Theater owners are tearing out their remaining hair, especially livid at New York governor Andrew Cuomo for keeping theaters shuttered in the critical New York City market while restaurants and gyms have reopened. But consumers? On the average, they don’t care too much, since they’re getting what they need at home: TV series and new movies on HBO, Amazon, Netflix, and elsewhere. COVID-19 is forcing studios to drastically reduce the amount of time before a theatrical film comes to video on demand, and the streaming behemoths, fat with cash, are buying up festival winners and bankrolling their own productions. There’s too much to watch, actually — we all know that. It’s how we watch that is undergoing a grand mutation, one that may not dramatically revert once the crisis has passed.

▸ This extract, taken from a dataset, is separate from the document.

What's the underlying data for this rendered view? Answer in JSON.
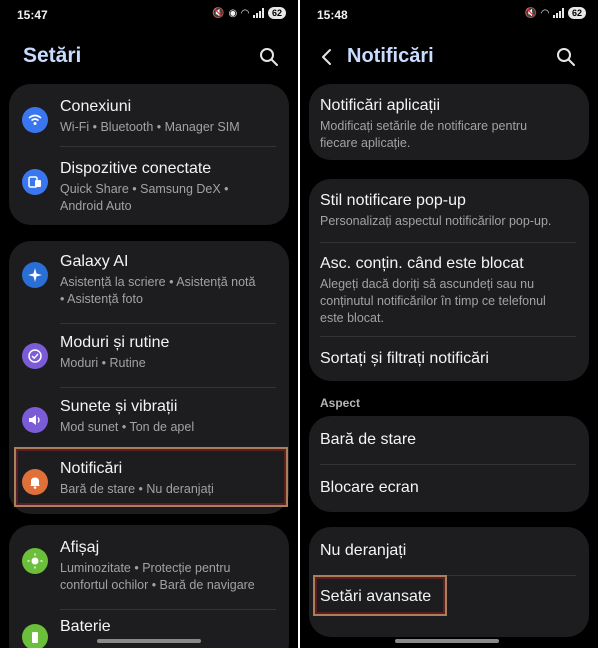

In the end, some of the best movies of the year won’t show up in theaters at all, a fact of life that is forcing critics’ groups to reconsider what they call a “movie” and awards shows to frantically rethink how and what they celebrate. While the Oscars have been postponed to April 2021 and will consider streaming titles eligible for nomination, there have been some calls to cancel the show entirely — a premise that assumes a season without the major studios is the same as a season without cinema.
That’s absurd, and the best way to deep-six it is to look at some of the films coming out in the next few months, in theaters or directly to the streaming market. There are big stars: Tom Hanks as a Civil War veteran crossing the country in “News of the World,” and Anthony Hopkins giving a brilliant late-life performance as a man succumbing to dementia in “The Father.” There are adaptations of big books: Ron Howard’s “Hillbilly Elegy,” starring Amy Adams, on Netflix. There are documentaries about intriguing people dead and alive: “Belushi” (as in John) on Showtime and “I Am Greta” (as in Thunberg) on Hulu. There’s even a lone superhero movie: “Wonder Woman 1984,” starring Gal Gadot, was originally slated for a summer release and will now hit theaters Christmas Day. It’s the one big-studio franchise blockbuster still holding onto 2020 by its fingernails.
Without the majors sucking up all the air, three of the better new movies of the year may find a deservedly wider audience. “Promising Young Woman” is a hell-raiser of a drama about a woman wreaking vengeance on date rape-minded men; star Carey Mulligan is phenomenal in the lead and writer-director Emerald Fennell is one to watch. Oscar winner Regina King makes her directing debut with “One Night in Miami,” which puts a young Cassius Clay (Eli Goree), Malcolm X (Kingsley Ben-Adir), Sam Cooke (Leslie Odom Jr.), and football star Jim Brown (Aldis Hodge) in the same hotel room for a night of soul-baring. And there’s the above-mentioned “Nomadland,” featuring McDormand as a factory worker’s widow cast off from the American Dream and living the van life across a hardscrabble western landscape.
In case you hadn’t noticed, all three of these movies are directed by women and two center on them. Maybe there’s something to be said for a year without blockbusters, after all.